By peeling back the layers, you can see the undergrowth of white privilege that allowed us to eat well without spending a lot of money:
- We owned our own home with a large yard, so were able to use some of that space to grow our own food. We also didn’t have to worry about sudden increases in rent eating into our food budget, or live in fear that our landlord would decide to sell the house and force us to move (which happened to many of our friends).
- Part of the reason our income was so low was that neither of us worked full time. This allowed us to juggle childcare without having to pay anyone to watch the kids. It also gave us plenty of time at home that we could spend preparing meals (and cleaning up afterwards). Though it couldn’t really be quantified in terms of dollars, having a wealth of time was an incredibly valuable asset to us.
- Even though we didn’t have much income to speak of, we had a comfortable cushion of generational wealth, and knew that our families could help us out if we needed it.
- Thanks to being fluent English speakers and having innate trust that the system would look out for us, we were able to easily find and apply for low-income assistance programs such as utility discounts. Because of this, we were able to free up more money to spend on food, and didn’t have to worry about high water bills from maintaining the garden.
Honestly, it makes me a little squeamish to write all of this out. But in our current times of heightened interest in racial justice, it seems irresponsible not to outline the ways in which I, as a white person, have benefitted from these systems.
The Flip Side
The reality that many others face is quite different. Due to systemic racism, Black, Indigenous, and other people of color have the odds stacked against them in ways that I’ve never experienced. To name a few:
- Home ownership can be extremely difficult to obtain thanks to rampant discrimination.
- Learning about and applying to assistance programs can be very onerous, especially if English is not your first language. (Or if you have a low tolerance for bureaucracy after the system has repeatedly failed you.)
- Working one part-time job is just not an option for many when there are mouths to feed and bills to pay (and the consequences of missing just one payment can be dire).
- Generational wealth is not a given the way it often is for white folks.
- For people facing exhaustion from demanding, physically strenuous jobs, as well as dealing with day-to-day impacts of racism like constant micro-aggressions and denials of your humanity, it can be extremely difficult to come home and have any energy to create a well-balanced meal from scratch.
- “Disadvantaged” neighborhoods and people of color are often targeted by junk food and soda companies, as well as fast food chains, who aggressively market their products to these communities, sometimes using incredibly misleading tactics to make their products look like healthy choices.
What You Can Do

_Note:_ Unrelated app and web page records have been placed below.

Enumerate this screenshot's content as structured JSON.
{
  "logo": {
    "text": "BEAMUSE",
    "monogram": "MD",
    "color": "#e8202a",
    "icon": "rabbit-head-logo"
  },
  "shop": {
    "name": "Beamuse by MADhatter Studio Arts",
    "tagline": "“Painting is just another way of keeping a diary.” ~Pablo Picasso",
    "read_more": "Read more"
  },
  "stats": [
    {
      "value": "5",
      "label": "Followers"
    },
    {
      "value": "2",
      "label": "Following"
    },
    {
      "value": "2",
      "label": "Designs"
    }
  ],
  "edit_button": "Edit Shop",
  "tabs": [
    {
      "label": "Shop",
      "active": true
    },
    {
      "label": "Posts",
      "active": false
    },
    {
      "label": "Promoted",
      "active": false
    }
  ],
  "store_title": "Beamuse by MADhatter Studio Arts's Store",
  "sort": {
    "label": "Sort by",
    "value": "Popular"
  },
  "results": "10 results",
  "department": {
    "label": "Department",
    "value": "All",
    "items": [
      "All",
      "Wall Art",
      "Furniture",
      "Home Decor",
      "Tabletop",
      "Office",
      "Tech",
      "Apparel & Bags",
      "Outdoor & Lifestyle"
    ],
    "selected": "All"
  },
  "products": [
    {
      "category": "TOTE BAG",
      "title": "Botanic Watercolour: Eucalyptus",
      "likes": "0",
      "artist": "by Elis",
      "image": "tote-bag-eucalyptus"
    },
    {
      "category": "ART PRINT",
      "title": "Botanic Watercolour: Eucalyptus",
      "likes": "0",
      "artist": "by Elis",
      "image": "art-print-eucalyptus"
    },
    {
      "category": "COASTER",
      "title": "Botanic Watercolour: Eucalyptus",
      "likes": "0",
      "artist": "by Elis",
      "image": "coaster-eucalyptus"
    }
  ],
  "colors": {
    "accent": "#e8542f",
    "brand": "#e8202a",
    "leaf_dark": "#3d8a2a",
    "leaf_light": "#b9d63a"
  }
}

If you enjoy the privilege to choose to “eat clean,” and especially if you are white, please do what you can to help remove barriers so others can restore their own relationships with food. This doesn’t mean barging in with a savior complex assuming that you know the best way to fix their problems. Instead, listen to what communities need and work alongside them, using the avenues your privilege affords you to help make their vision a reality.

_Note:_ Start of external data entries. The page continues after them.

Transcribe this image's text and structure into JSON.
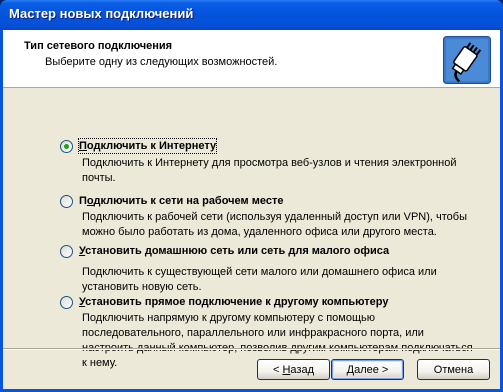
{
  "window": {
    "title": "Мастер новых подключений"
  },
  "header": {
    "title": "Тип сетевого подключения",
    "subtitle": "Выберите одну из следующих возможностей."
  },
  "options": [
    {
      "mnemonic": "П",
      "label_rest": "одключить к Интернету",
      "description": "Подключить к Интернету для просмотра веб-узлов и чтения  электронной почты.",
      "selected": true
    },
    {
      "pre": "П",
      "mnemonic": "о",
      "label_rest": "дключить к сети на рабочем месте",
      "description": "Подключить к рабочей сети (используя удаленный доступ или VPN), чтобы можно было работать из дома, удаленного офиса или другого места.",
      "selected": false
    },
    {
      "mnemonic": "У",
      "label_rest": "становить домашнюю сеть или сеть для малого офиса",
      "description": "Подключить к существующей сети малого или домашнего офиса или установить новую сеть.",
      "selected": false
    },
    {
      "mnemonic": "У",
      "label_rest": "становить прямое подключение к другому компьютеру",
      "description": "Подключить напрямую к другому компьютеру с помощью последовательного, параллельного или инфракрасного порта, или настроить данный компьютер, позволив другим  компьютерам подключаться к нему.",
      "selected": false
    }
  ],
  "buttons": {
    "back": {
      "prefix": "< ",
      "mnemonic": "Н",
      "rest": "азад"
    },
    "next": {
      "mnemonic": "Д",
      "rest": "алее >"
    },
    "cancel": {
      "label": "Отмена"
    }
  }
}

It’s important to note that food justice is racial justice, and focusing on dismantling racism and white supremacy is key. If it becomes easier for BIPOC folks to find well-paying jobs, if they no longer have to worry about incarceration, unstable housing, and other basic survival needs, that can free up precious time, energy, and mental space to restore food to the place where many want it to be: a source of joy and community.
So let’s keep on fighting to make things better. To paraphrase a statement I saw on a sign at a recent march: let 2020 be the year that the world ended, and we built a better one.
Have you worked out a way to make food a central part of your life despite the obstacles? Have you found some concrete ways to help with food access or food justice in your own community? Share your ideas in the comments!